• [Task item] What follows is a set of records. Copy them exactly and leave out the images.

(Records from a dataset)

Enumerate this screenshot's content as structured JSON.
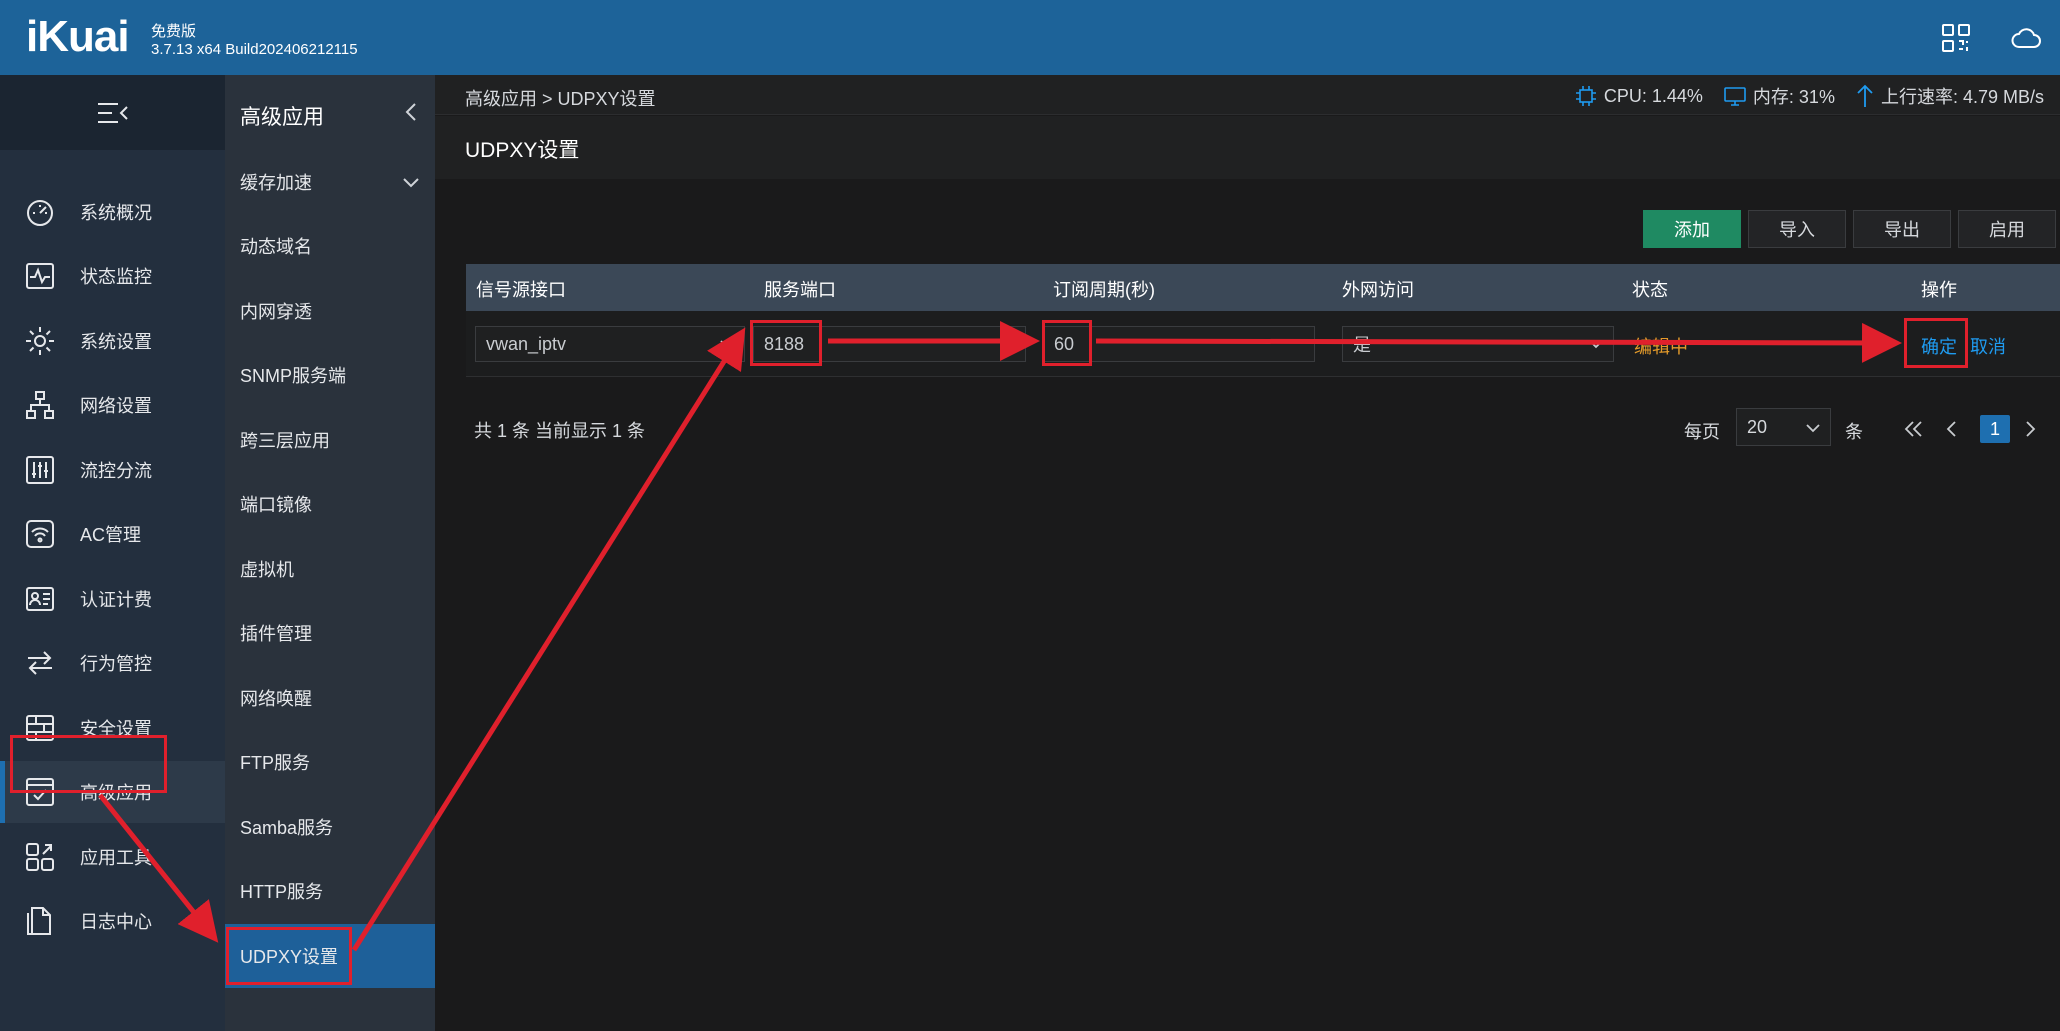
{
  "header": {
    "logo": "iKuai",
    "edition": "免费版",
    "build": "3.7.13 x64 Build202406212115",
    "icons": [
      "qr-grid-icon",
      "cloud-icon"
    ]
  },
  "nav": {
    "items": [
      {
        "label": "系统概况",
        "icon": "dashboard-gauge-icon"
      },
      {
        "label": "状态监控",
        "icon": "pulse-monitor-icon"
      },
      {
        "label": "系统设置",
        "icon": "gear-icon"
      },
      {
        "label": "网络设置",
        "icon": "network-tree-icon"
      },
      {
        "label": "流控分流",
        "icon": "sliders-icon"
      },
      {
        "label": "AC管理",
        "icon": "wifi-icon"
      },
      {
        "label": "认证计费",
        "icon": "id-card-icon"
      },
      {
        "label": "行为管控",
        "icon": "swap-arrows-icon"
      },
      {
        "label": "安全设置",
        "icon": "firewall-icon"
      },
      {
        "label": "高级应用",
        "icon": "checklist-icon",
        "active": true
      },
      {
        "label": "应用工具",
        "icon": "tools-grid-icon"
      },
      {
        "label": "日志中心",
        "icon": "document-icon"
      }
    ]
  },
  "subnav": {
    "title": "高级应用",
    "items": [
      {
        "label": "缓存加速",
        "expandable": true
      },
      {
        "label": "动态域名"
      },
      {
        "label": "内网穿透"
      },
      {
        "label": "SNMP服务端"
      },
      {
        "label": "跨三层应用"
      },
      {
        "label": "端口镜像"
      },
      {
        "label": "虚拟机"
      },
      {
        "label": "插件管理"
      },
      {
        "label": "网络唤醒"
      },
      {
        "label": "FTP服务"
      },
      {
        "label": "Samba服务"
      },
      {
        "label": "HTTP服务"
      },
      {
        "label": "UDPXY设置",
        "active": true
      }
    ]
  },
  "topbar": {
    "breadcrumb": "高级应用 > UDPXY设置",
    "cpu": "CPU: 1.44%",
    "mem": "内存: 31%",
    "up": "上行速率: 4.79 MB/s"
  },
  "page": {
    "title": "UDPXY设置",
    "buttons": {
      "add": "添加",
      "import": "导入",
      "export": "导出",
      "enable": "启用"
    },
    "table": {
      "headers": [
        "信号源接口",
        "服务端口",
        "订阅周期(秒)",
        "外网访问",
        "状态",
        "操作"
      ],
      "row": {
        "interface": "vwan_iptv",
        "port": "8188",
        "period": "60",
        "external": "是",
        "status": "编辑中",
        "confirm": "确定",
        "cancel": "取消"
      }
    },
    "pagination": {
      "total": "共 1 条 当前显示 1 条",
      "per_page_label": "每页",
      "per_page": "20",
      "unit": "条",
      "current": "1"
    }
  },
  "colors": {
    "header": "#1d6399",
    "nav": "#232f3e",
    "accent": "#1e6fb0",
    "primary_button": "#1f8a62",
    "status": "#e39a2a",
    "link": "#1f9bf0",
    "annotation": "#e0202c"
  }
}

• [Problem solution]
Enumerate this screenshot's content as structured JSON.
{
  "header": {
    "logo": "iKuai",
    "edition": "免费版",
    "build": "3.7.13 x64 Build202406212115",
    "icons": [
      "qr-grid-icon",
      "cloud-icon"
    ]
  },
  "nav": {
    "items": [
      {
        "label": "系统概况",
        "icon": "dashboard-gauge-icon"
      },
      {
        "label": "状态监控",
        "icon": "pulse-monitor-icon"
      },
      {
        "label": "系统设置",
        "icon": "gear-icon"
      },
      {
        "label": "网络设置",
        "icon": "network-tree-icon"
      },
      {
        "label": "流控分流",
        "icon": "sliders-icon"
      },
      {
        "label": "AC管理",
        "icon": "wifi-icon"
      },
      {
        "label": "认证计费",
        "icon": "id-card-icon"
      },
      {
        "label": "行为管控",
        "icon": "swap-arrows-icon"
      },
      {
        "label": "安全设置",
        "icon": "firewall-icon"
      },
      {
        "label": "高级应用",
        "icon": "checklist-icon",
        "active": true
      },
      {
        "label": "应用工具",
        "icon": "tools-grid-icon"
      },
      {
        "label": "日志中心",
        "icon": "document-icon"
      }
    ]
  },
  "subnav": {
    "title": "高级应用",
    "items": [
      {
        "label": "缓存加速",
        "expandable": true
      },
      {
        "label": "动态域名"
      },
      {
        "label": "内网穿透"
      },
      {
        "label": "SNMP服务端"
      },
      {
        "label": "跨三层应用"
      },
      {
        "label": "端口镜像"
      },
      {
        "label": "虚拟机"
      },
      {
        "label": "插件管理"
      },
      {
        "label": "网络唤醒"
      },
      {
        "label": "FTP服务"
      },
      {
        "label": "Samba服务"
      },
      {
        "label": "HTTP服务"
      },
      {
        "label": "UDPXY设置",
        "active": true
      }
    ]
  },
  "topbar": {
    "breadcrumb": "高级应用 > UDPXY设置",
    "cpu": "CPU: 1.44%",
    "mem": "内存: 31%",
    "up": "上行速率: 4.79 MB/s"
  },
  "page": {
    "title": "UDPXY设置",
    "buttons": {
      "add": "添加",
      "import": "导入",
      "export": "导出",
      "enable": "启用"
    },
    "table": {
      "headers": [
        "信号源接口",
        "服务端口",
        "订阅周期(秒)",
        "外网访问",
        "状态",
        "操作"
      ],
      "row": {
        "interface": "vwan_iptv",
        "port": "8188",
        "period": "60",
        "external": "是",
        "status": "编辑中",
        "confirm": "确定",
        "cancel": "取消"
      }
    },
    "pagination": {
      "total": "共 1 条 当前显示 1 条",
      "per_page_label": "每页",
      "per_page": "20",
      "unit": "条",
      "current": "1"
    }
  },
  "colors": {
    "header": "#1d6399",
    "nav": "#232f3e",
    "accent": "#1e6fb0",
    "primary_button": "#1f8a62",
    "status": "#e39a2a",
    "link": "#1f9bf0",
    "annotation": "#e0202c"
  }
}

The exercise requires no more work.